- Whole grains have compounds called phytochemicals which help keep your gut healthy.
- Previous studies have shown that healthy diets rich in whole grain foods may lessen the risk of severe diseases such as heart disease, stroke, cancer, and Type 2 diabetes.
- Whole grain foods also reduce the risk of premature death and chronic inflammation.
- Compared to refined grains, whole grains keep you feeling fuller (you feel more satiated). This helps people from excessively snacking after they have eaten, and can help with managing weight.
- In addition to fibre, protein and vitamins, wholemeal bread also has minerals and antioxidants from the whole grains.
Your child will love Sunshine’s Australian Soft Oat Grain. This particular bread is baked with Premium Australian Oats.
- It’s high in dietary fibre and low in fats
- Oats help weight loss, lower blood sugar levels and reduce the risk of heart disease.
- It has excellent taste and aroma.
- It’s also a great source of important vitamins, minerals and antioxidants.
Another good example of bread rich in antioxidants is the Canadian Sprout Extra Fine. This low sugar, low fat bread is made with premium Canadian Anthograins, an ancient grain which originated from East Africa.

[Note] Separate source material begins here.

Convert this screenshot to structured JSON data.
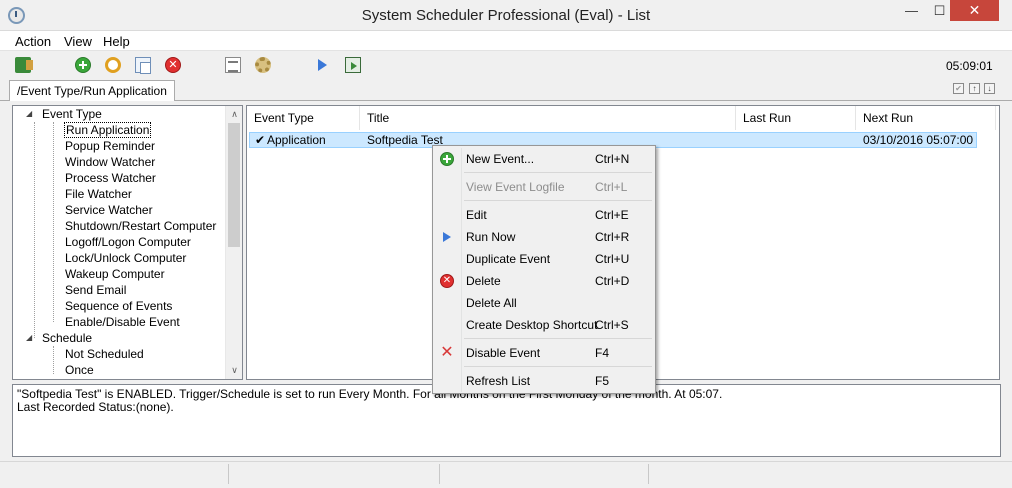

The Anthograin provides more antioxidants than ordinary wheat. In addition, this bread is easily digestible, as enzymes released during the sprouting process breaks down proteins and carbohydrates.
To know more about the different features and benefits of Sunshine’s wholemeal range, visit www.sunshine.com.sg/taste-the-wholemeal-goodness-with-sunshine-bakeries.
Is there any way I can include wholemeal bread in my diet?
Good question, mum! Here’s an easy sandwich recipe your kids will love:
Healthy Chicken Sandwich Recipe
Boiled chicken breast fillet, shredded
Mint leaves and apricot for garnishing
Spread honey mustard on two slices of wholemeal bread. Top one slice of wheat bread with chicken, lettuce and tomatoes. Cover it with the other slice of bread.
So, mum, go wholemeal
Do encourage your children to eat more wholemeal sources of carbohydrates. And remember, mums, it’s always better to make food at home than eating out since you can control the nutrients and food hygiene.
*Note that the terms ‘wholemeal’, ‘wholewheat’ and ‘whole grain’ used to describe bread all mean one thing: that the bread is made from whole grains. However, take note that granary bread and wheat-germ bread are not whole grain breads.